Copy each line of the entries that contains the word "Last".

→ The data:
-*-*-
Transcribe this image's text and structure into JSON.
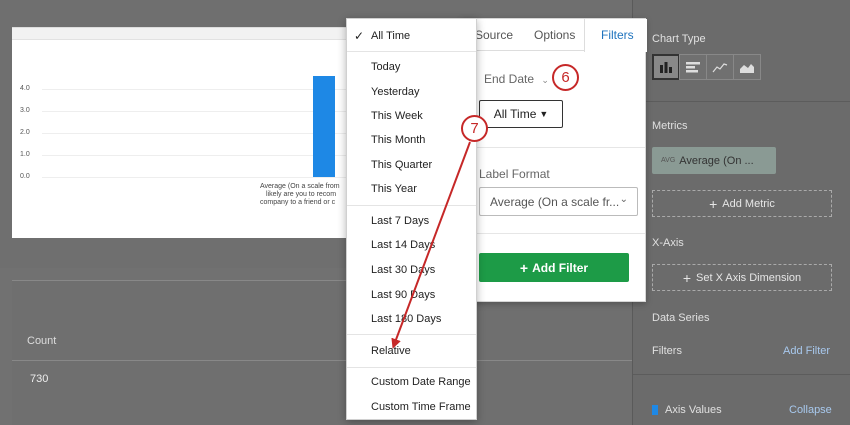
{
  "chart": {
    "y_ticks": [
      "4.0",
      "3.0",
      "2.0",
      "1.0",
      "0.0"
    ],
    "bar_label": [
      "Average (On a scale from",
      "likely are you to recom",
      "company to a friend or c"
    ],
    "bar_color": "#1e88e5"
  },
  "table": {
    "column_header": "Count",
    "value": "730"
  },
  "dropdown": {
    "selected": "All Time",
    "items": [
      "All Time",
      "Today",
      "Yesterday",
      "This Week",
      "This Month",
      "This Quarter",
      "This Year",
      "Last 7 Days",
      "Last 14 Days",
      "Last 30 Days",
      "Last 90 Days",
      "Last 180 Days",
      "Relative",
      "Custom Date Range",
      "Custom Time Frame"
    ]
  },
  "filter_panel": {
    "tabs": [
      "Source",
      "Options",
      "Filters"
    ],
    "active_tab": "Filters",
    "end_date_label": "End Date",
    "time_button": "All Time",
    "label_format_label": "Label Format",
    "label_format_value": "Average (On a scale fr...",
    "add_filter_button": "Add Filter",
    "add_filter_color": "#1d9b47"
  },
  "right_panel": {
    "chart_type_label": "Chart Type",
    "chart_types": [
      "bar-chart-icon",
      "horizontal-bar-icon",
      "line-chart-icon",
      "area-chart-icon"
    ],
    "metrics_label": "Metrics",
    "metric_prefix": "AVG",
    "metric_value": "Average (On ...",
    "add_metric": "Add Metric",
    "x_axis_label": "X-Axis",
    "x_axis_button": "Set X Axis Dimension",
    "data_series_label": "Data Series",
    "filters_label": "Filters",
    "filters_link": "Add Filter",
    "axis_values_label": "Axis Values",
    "collapse_link": "Collapse"
  },
  "callouts": {
    "six": "6",
    "seven": "7",
    "color": "#c62828"
  }
}
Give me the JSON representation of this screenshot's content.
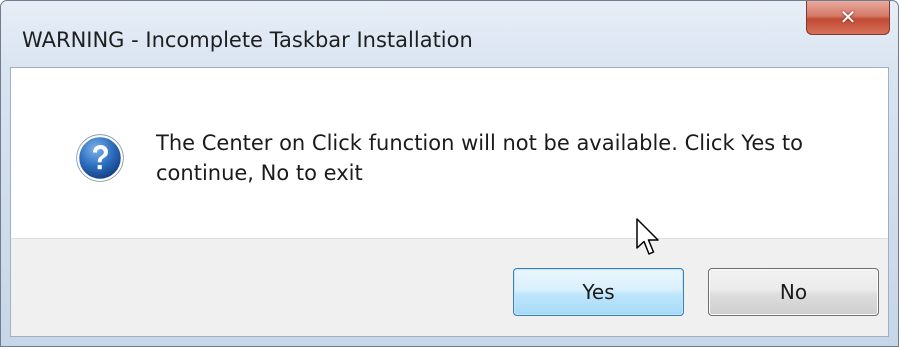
{
  "dialog": {
    "title": "WARNING - Incomplete Taskbar Installation",
    "close_glyph": "✕",
    "icon": "question-icon",
    "message": "The Center on Click function will not be available.  Click Yes to continue, No to exit",
    "buttons": {
      "yes_label": "Yes",
      "no_label": "No"
    }
  },
  "colors": {
    "close_button": "#c24b35",
    "icon_blue": "#1f5aa6",
    "yes_button_border": "#3c7fb1"
  }
}
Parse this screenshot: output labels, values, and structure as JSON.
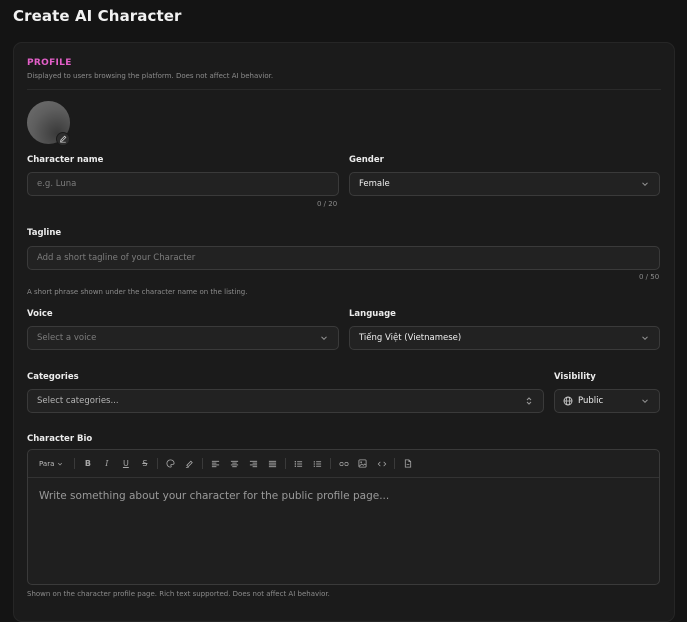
{
  "page": {
    "title": "Create AI Character"
  },
  "profile": {
    "section_label": "PROFILE",
    "section_desc": "Displayed to users browsing the platform. Does not affect AI behavior."
  },
  "character_name": {
    "label": "Character name",
    "placeholder": "e.g. Luna",
    "counter": "0 / 20"
  },
  "gender": {
    "label": "Gender",
    "value": "Female"
  },
  "tagline": {
    "label": "Tagline",
    "placeholder": "Add a short tagline of your Character",
    "counter": "0 / 50",
    "hint": "A short phrase shown under the character name on the listing."
  },
  "voice": {
    "label": "Voice",
    "placeholder": "Select a voice"
  },
  "language": {
    "label": "Language",
    "value": "Tiếng Việt (Vietnamese)"
  },
  "categories": {
    "label": "Categories",
    "placeholder": "Select categories..."
  },
  "visibility": {
    "label": "Visibility",
    "value": "Public"
  },
  "bio": {
    "label": "Character Bio",
    "toolbar_para": "Para",
    "placeholder": "Write something about your character for the public profile page...",
    "hint": "Shown on the character profile page. Rich text supported. Does not affect AI behavior."
  },
  "colors": {
    "accent": "#e35fc8",
    "background": "#141414",
    "card": "#1b1b1b"
  },
  "icons": [
    "pencil-icon",
    "chevron-down-icon",
    "chevron-updown-icon",
    "globe-icon",
    "bold-icon",
    "italic-icon",
    "underline-icon",
    "strikethrough-icon",
    "palette-icon",
    "highlighter-icon",
    "align-left-icon",
    "align-center-icon",
    "align-right-icon",
    "align-justify-icon",
    "bullet-list-icon",
    "ordered-list-icon",
    "link-icon",
    "image-icon",
    "code-icon",
    "file-icon"
  ]
}
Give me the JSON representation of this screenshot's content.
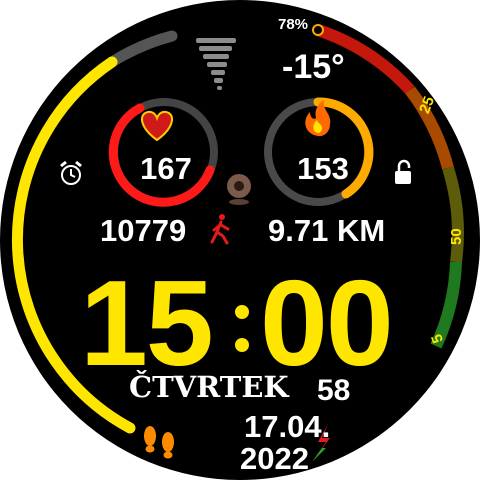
{
  "watchface": {
    "battery": "78%",
    "battery_level": 0.78,
    "temperature": "-15°",
    "heart_rate": "167",
    "calories": "153",
    "steps": "10779",
    "distance": "9.71 KM",
    "time_hours": "15",
    "time_minutes": "00",
    "seconds": "58",
    "day_name": "ČTVRTEK",
    "date": "17.04.",
    "year": "2022",
    "scale_labels": [
      "25",
      "50",
      "5"
    ]
  },
  "colors": {
    "background": "#000000",
    "accent_yellow": "#ffe600",
    "heart_ring": "#ff1a1a",
    "calorie_ring": "#ffaa00",
    "track_gray": "#5a5a5a",
    "scale_red": "#cc1a00",
    "scale_green": "#1e8a1e"
  },
  "icons": [
    "weather-tornado-icon",
    "heart-icon",
    "flame-icon",
    "alarm-clock-icon",
    "lock-icon",
    "center-pin-icon",
    "walking-person-icon",
    "footprints-icon",
    "charging-bolt-icon"
  ]
}
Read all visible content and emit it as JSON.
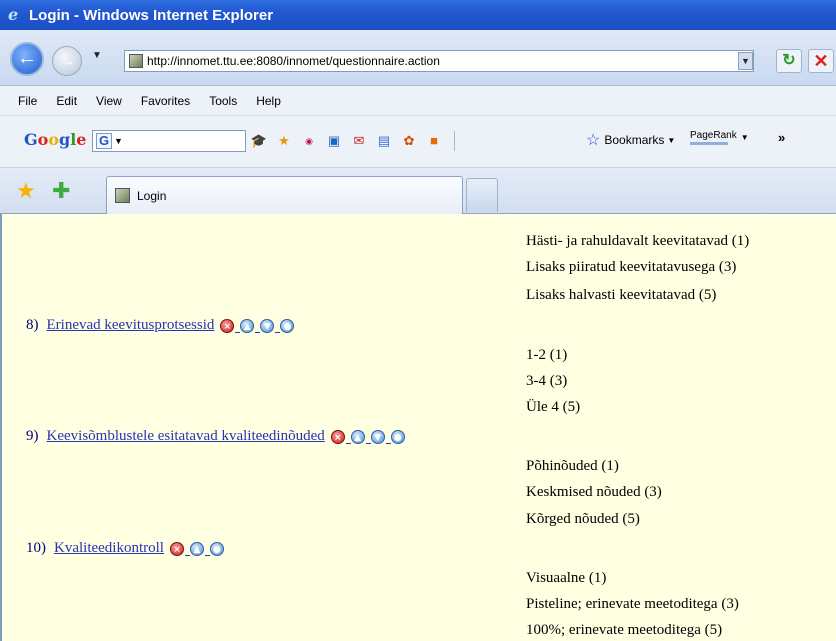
{
  "window": {
    "title": "Login - Windows Internet Explorer"
  },
  "address_bar": {
    "url": "http://innomet.ttu.ee:8080/innomet/questionnaire.action"
  },
  "menu": [
    "File",
    "Edit",
    "View",
    "Favorites",
    "Tools",
    "Help"
  ],
  "google_toolbar": {
    "logo": "Google",
    "search_badge": "G",
    "bookmarks_label": "Bookmarks",
    "pagerank_label": "PageRank"
  },
  "tab": {
    "title": "Login"
  },
  "questions": [
    {
      "number": "8)",
      "title": "Erinevad keevitusprotsessid",
      "preceding_options": [
        "Hästi- ja rahuldavalt keevitatavad (1)",
        "Lisaks piiratud keevitatavusega (3)",
        "Lisaks halvasti keevitatavad (5)"
      ],
      "buttons": [
        "delete-icon",
        "up-icon",
        "down-icon",
        "edit-icon"
      ]
    },
    {
      "number": "9)",
      "title": "Keevisõmblustele esitatavad kvaliteedinõuded",
      "preceding_options": [
        "1-2 (1)",
        "3-4 (3)",
        "Üle 4 (5)"
      ],
      "buttons": [
        "delete-icon",
        "up-icon",
        "down-icon",
        "edit-icon"
      ]
    },
    {
      "number": "10)",
      "title": "Kvaliteedikontroll",
      "preceding_options": [
        "Põhinõuded (1)",
        "Keskmised nõuded (3)",
        "Kõrged nõuded (5)"
      ],
      "buttons": [
        "delete-icon",
        "up-icon",
        "edit-icon"
      ]
    }
  ],
  "trailing_options": [
    "Visuaalne (1)",
    "Pisteline; erinevate meetoditega (3)",
    "100%; erinevate meetoditega (5)"
  ]
}
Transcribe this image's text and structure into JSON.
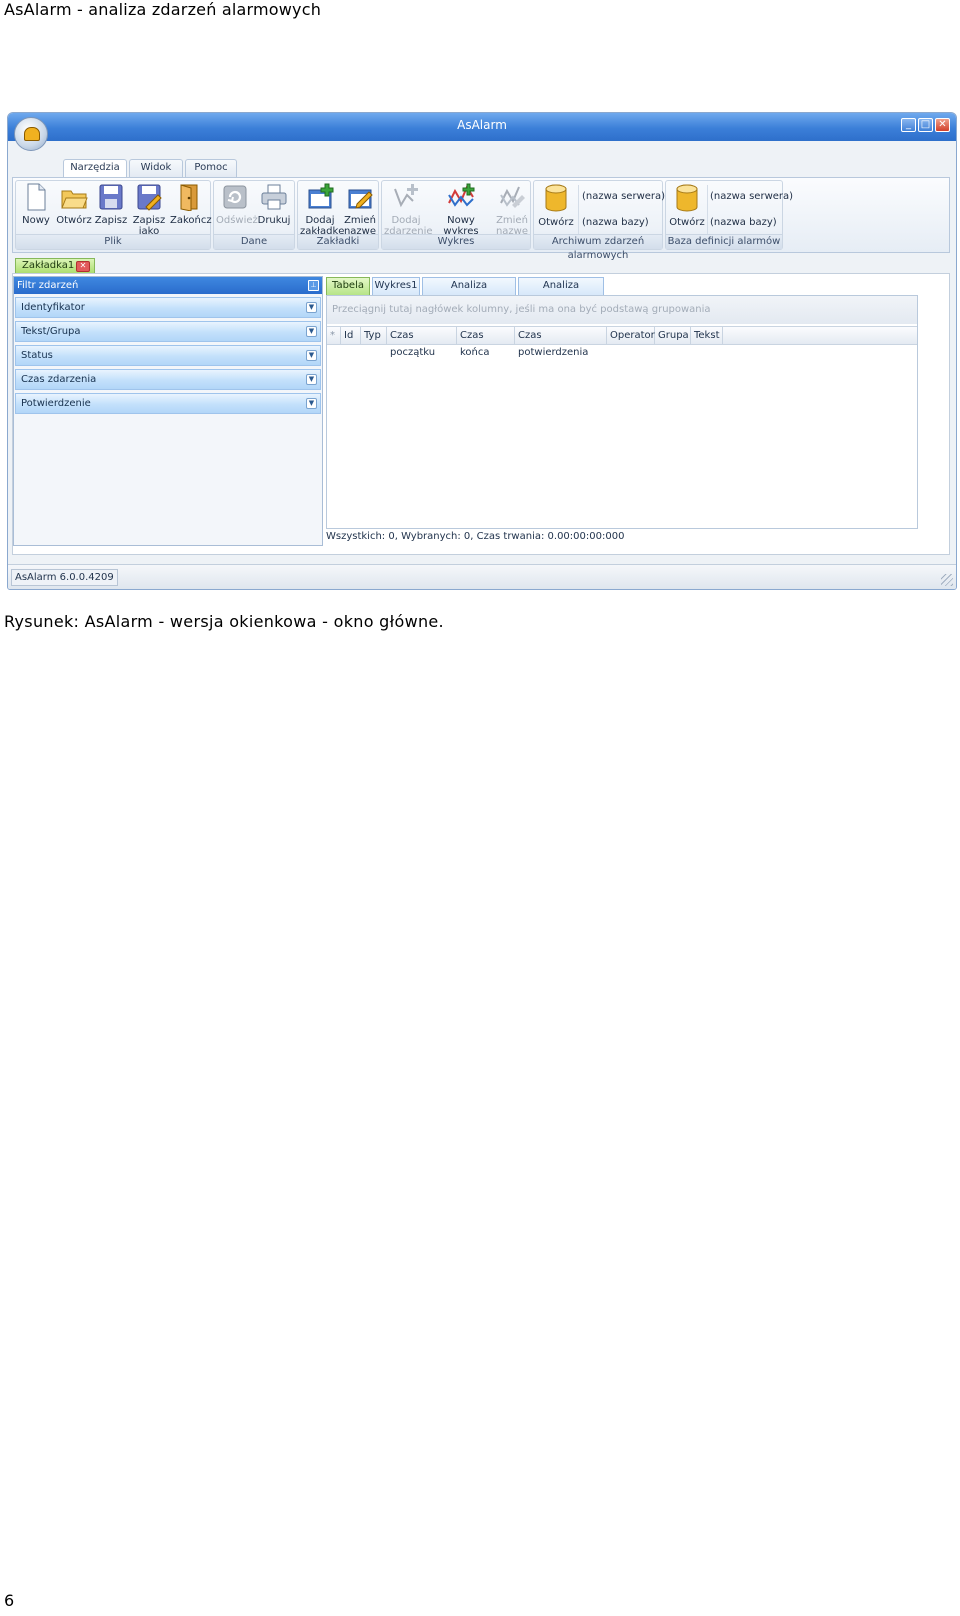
{
  "page": {
    "heading": "AsAlarm - analiza zdarzeń alarmowych",
    "caption": "Rysunek: AsAlarm - wersja okienkowa - okno główne.",
    "page_number": "6"
  },
  "window": {
    "title": "AsAlarm",
    "controls": {
      "minimize": "_",
      "maximize": "□",
      "close": "✕"
    }
  },
  "ribbon": {
    "tabs": [
      "Narzędzia",
      "Widok",
      "Pomoc"
    ],
    "active_tab": "Narzędzia",
    "groups": {
      "plik": {
        "label": "Plik",
        "nowy": "Nowy",
        "otworz": "Otwórz",
        "zapisz": "Zapisz",
        "zapisz_jako_1": "Zapisz",
        "zapisz_jako_2": "jako",
        "zakoncz": "Zakończ"
      },
      "dane": {
        "label": "Dane",
        "odswiez": "Odśwież",
        "drukuj": "Drukuj"
      },
      "zakladki": {
        "label": "Zakładki",
        "dodaj_1": "Dodaj",
        "dodaj_2": "zakładkę",
        "zmien_1": "Zmień",
        "zmien_2": "nazwę"
      },
      "wykres": {
        "label": "Wykres",
        "dodaj_zdarzenie_1": "Dodaj",
        "dodaj_zdarzenie_2": "zdarzenie",
        "nowy_wykres": "Nowy wykres",
        "zmien_1": "Zmień",
        "zmien_2": "nazwę"
      },
      "archiwum": {
        "label": "Archiwum zdarzeń alarmowych",
        "otworz": "Otwórz",
        "serwer": "(nazwa serwera)",
        "baza": "(nazwa bazy)"
      },
      "baza_definicji": {
        "label": "Baza definicji alarmów",
        "otworz": "Otwórz",
        "serwer": "(nazwa serwera)",
        "baza": "(nazwa bazy)"
      }
    }
  },
  "doc_tab": {
    "label": "Zakładka1",
    "close": "✕"
  },
  "filter": {
    "title": "Filtr zdarzeń",
    "pin": "⊥",
    "dropdown_glyph": "▼",
    "items": [
      "Identyfikator",
      "Tekst/Grupa",
      "Status",
      "Czas zdarzenia",
      "Potwierdzenie"
    ]
  },
  "view": {
    "tabs": [
      "Tabela",
      "Wykres1",
      "Analiza dynamiczna",
      "Analiza statyczna"
    ],
    "active_tab": "Tabela",
    "group_hint": "Przeciągnij tutaj nagłówek kolumny, jeśli ma ona być podstawą grupowania",
    "columns": [
      "*",
      "Id",
      "Typ",
      "Czas początku",
      "Czas końca",
      "Czas potwierdzenia",
      "Operator",
      "Grupa",
      "Tekst"
    ],
    "status": "Wszystkich: 0,  Wybranych: 0,   Czas trwania: 0.00:00:00:000"
  },
  "statusbar": {
    "version": "AsAlarm 6.0.0.4209"
  }
}
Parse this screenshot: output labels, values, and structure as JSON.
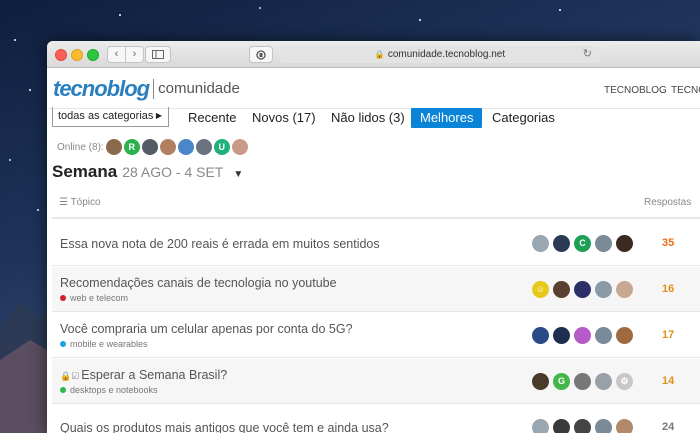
{
  "browser": {
    "url": "comunidade.tecnoblog.net",
    "nav_back": "‹",
    "nav_forward": "›",
    "reload": "↻"
  },
  "header": {
    "logo_main": "tecnoblog",
    "logo_sub": "comunidade",
    "links": [
      "TECNOBLOG",
      "TECNO"
    ]
  },
  "nav": {
    "categories_dropdown": "todas as categorias",
    "tabs": [
      "Recente",
      "Novos (17)",
      "Não lidos (3)",
      "Melhores",
      "Categorias"
    ],
    "active_tab": "Melhores"
  },
  "online": {
    "label": "Online (8):",
    "avatars": [
      {
        "letter": "",
        "color": "#8a6a4a"
      },
      {
        "letter": "R",
        "color": "#2bb24c"
      },
      {
        "letter": "",
        "color": "#555c66"
      },
      {
        "letter": "",
        "color": "#b08060"
      },
      {
        "letter": "",
        "color": "#4a86c8"
      },
      {
        "letter": "",
        "color": "#6a7480"
      },
      {
        "letter": "U",
        "color": "#1fb27c"
      },
      {
        "letter": "",
        "color": "#c89a88"
      }
    ]
  },
  "period": {
    "title": "Semana",
    "range": "28 AGO - 4 SET"
  },
  "table": {
    "topic_header": "Tópico",
    "replies_header": "Respostas",
    "rows": [
      {
        "title": "Essa nova nota de 200 reais é errada em muitos sentidos",
        "category": "",
        "category_color": "",
        "replies": "35",
        "replies_color": "#e8701a",
        "avatars": [
          {
            "letter": "",
            "color": "#9aa6b2"
          },
          {
            "letter": "",
            "color": "#2b3a55"
          },
          {
            "letter": "C",
            "color": "#1f9e55"
          },
          {
            "letter": "",
            "color": "#7a8a96"
          },
          {
            "letter": "",
            "color": "#3a2a22"
          }
        ]
      },
      {
        "title": "Recomendações canais de tecnologia no youtube",
        "category": "web e telecom",
        "category_color": "#d41e2a",
        "replies": "16",
        "replies_color": "#e0901a",
        "avatars": [
          {
            "letter": "☺",
            "color": "#e8c81a"
          },
          {
            "letter": "",
            "color": "#5a4030"
          },
          {
            "letter": "",
            "color": "#2b2f6a"
          },
          {
            "letter": "",
            "color": "#8a9aa6"
          },
          {
            "letter": "",
            "color": "#c8a890"
          }
        ]
      },
      {
        "title": "Você compraria um celular apenas por conta do 5G?",
        "category": "mobile e wearables",
        "category_color": "#1aa1e0",
        "replies": "17",
        "replies_color": "#e0901a",
        "avatars": [
          {
            "letter": "",
            "color": "#2a4a88"
          },
          {
            "letter": "",
            "color": "#1e2d50"
          },
          {
            "letter": "",
            "color": "#b65ac8"
          },
          {
            "letter": "",
            "color": "#7a8a9a"
          },
          {
            "letter": "",
            "color": "#a06a40"
          }
        ]
      },
      {
        "title": "Esperar a Semana Brasil?",
        "category": "desktops e notebooks",
        "category_color": "#2ab84a",
        "replies": "14",
        "replies_color": "#e0901a",
        "avatars": [
          {
            "letter": "",
            "color": "#4a3a2a"
          },
          {
            "letter": "G",
            "color": "#45b64a"
          },
          {
            "letter": "",
            "color": "#777777"
          },
          {
            "letter": "",
            "color": "#9aa0a8"
          },
          {
            "letter": "⚙",
            "color": "#c8c8c8"
          }
        ]
      },
      {
        "title": "Quais os produtos mais antigos que você tem e ainda usa?",
        "category": "",
        "category_color": "",
        "replies": "24",
        "replies_color": "#777777",
        "avatars": [
          {
            "letter": "",
            "color": "#9aa6b2"
          },
          {
            "letter": "",
            "color": "#3a3a3a"
          },
          {
            "letter": "",
            "color": "#444444"
          },
          {
            "letter": "",
            "color": "#7a8a96"
          },
          {
            "letter": "",
            "color": "#b08a6a"
          }
        ]
      }
    ]
  }
}
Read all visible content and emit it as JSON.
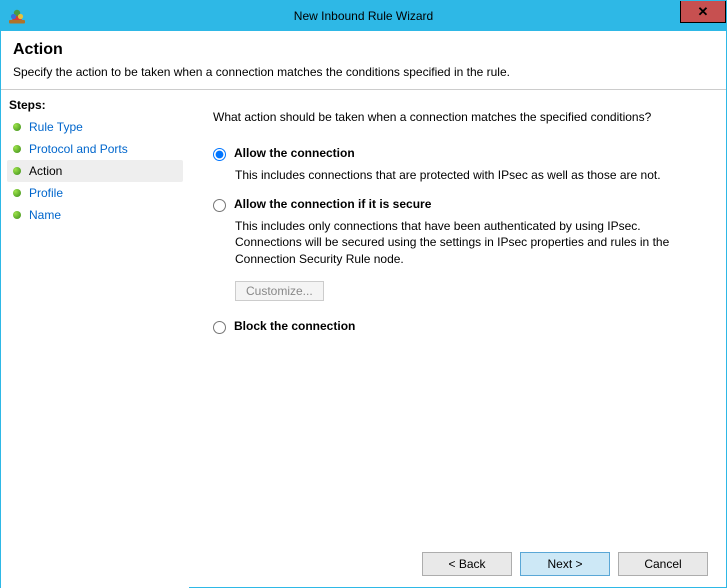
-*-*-
→ Answer area:
      "Last 7 Days",
      "Last 14 Days",
      "Last 30 Days",
      "Last 90 Days",
      "Last 180 Days",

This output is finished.